## Instructions to follow
Scan the entries that follow and work out how many lines contain "JSON". Give the number and nothing else.

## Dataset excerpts
━━━━━━━━━━━━━━━━

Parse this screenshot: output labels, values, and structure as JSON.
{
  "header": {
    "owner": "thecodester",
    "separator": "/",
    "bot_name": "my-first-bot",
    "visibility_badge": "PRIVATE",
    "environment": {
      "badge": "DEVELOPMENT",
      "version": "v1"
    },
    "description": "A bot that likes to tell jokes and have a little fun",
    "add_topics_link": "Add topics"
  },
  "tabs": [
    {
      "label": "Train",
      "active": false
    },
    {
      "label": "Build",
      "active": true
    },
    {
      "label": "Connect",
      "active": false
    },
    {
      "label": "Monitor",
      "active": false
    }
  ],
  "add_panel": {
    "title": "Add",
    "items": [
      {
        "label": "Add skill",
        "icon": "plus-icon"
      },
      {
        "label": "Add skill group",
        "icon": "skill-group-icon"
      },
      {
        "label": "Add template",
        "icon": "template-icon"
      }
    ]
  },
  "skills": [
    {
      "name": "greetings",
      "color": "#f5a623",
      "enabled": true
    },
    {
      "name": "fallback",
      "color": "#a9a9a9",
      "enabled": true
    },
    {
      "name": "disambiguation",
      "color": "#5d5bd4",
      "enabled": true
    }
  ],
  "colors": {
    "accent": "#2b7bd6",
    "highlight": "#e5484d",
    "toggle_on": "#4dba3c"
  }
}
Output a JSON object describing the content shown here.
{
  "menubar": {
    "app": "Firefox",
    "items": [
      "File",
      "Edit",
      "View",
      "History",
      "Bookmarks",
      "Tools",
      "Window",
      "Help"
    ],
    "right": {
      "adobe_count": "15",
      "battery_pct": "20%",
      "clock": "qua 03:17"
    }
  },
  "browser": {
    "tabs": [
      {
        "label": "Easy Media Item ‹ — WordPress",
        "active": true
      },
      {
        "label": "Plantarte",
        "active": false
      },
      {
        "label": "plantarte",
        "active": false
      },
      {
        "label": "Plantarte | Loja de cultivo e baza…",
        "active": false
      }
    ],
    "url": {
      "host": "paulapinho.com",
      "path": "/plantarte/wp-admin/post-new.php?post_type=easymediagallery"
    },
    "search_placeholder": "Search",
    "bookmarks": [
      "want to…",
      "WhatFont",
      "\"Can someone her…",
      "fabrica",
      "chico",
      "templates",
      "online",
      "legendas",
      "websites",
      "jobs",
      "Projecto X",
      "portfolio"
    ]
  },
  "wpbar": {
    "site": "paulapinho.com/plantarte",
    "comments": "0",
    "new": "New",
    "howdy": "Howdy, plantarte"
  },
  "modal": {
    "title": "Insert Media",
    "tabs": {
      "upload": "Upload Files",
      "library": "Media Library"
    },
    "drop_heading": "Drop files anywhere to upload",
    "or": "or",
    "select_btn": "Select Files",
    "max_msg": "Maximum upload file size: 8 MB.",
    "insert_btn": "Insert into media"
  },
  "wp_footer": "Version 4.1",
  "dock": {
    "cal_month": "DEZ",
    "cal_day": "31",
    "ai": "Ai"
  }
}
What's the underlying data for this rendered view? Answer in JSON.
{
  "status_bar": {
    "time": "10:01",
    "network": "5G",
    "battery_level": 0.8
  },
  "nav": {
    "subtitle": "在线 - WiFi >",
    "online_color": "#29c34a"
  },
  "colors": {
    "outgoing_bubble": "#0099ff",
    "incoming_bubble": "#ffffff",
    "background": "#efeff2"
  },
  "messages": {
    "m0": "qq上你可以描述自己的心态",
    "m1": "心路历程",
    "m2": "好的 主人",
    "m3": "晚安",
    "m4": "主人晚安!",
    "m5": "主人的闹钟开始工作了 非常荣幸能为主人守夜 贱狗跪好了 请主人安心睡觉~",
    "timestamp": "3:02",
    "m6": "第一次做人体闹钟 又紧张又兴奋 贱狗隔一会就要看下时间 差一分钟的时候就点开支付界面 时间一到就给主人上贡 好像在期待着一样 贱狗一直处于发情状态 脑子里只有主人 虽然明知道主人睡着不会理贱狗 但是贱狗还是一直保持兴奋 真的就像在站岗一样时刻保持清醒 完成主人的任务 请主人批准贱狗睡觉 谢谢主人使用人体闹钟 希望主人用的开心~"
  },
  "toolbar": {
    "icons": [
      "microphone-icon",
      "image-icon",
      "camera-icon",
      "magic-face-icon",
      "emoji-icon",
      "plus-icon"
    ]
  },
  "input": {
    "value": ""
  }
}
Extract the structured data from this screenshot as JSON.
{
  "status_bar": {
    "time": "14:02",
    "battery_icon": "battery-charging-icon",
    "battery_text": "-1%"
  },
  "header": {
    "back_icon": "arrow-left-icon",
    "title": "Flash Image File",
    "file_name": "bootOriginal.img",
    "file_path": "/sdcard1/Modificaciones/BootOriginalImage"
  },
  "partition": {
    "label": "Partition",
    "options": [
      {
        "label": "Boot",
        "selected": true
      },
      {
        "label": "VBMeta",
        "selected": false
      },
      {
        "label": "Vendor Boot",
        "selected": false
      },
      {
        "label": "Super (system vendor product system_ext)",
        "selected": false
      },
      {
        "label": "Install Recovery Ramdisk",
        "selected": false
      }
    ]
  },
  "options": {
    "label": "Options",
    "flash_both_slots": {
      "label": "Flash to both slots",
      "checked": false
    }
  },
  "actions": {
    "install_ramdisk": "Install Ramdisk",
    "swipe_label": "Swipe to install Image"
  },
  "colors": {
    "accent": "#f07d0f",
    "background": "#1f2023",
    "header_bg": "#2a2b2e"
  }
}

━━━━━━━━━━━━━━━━

## Solution for this task
4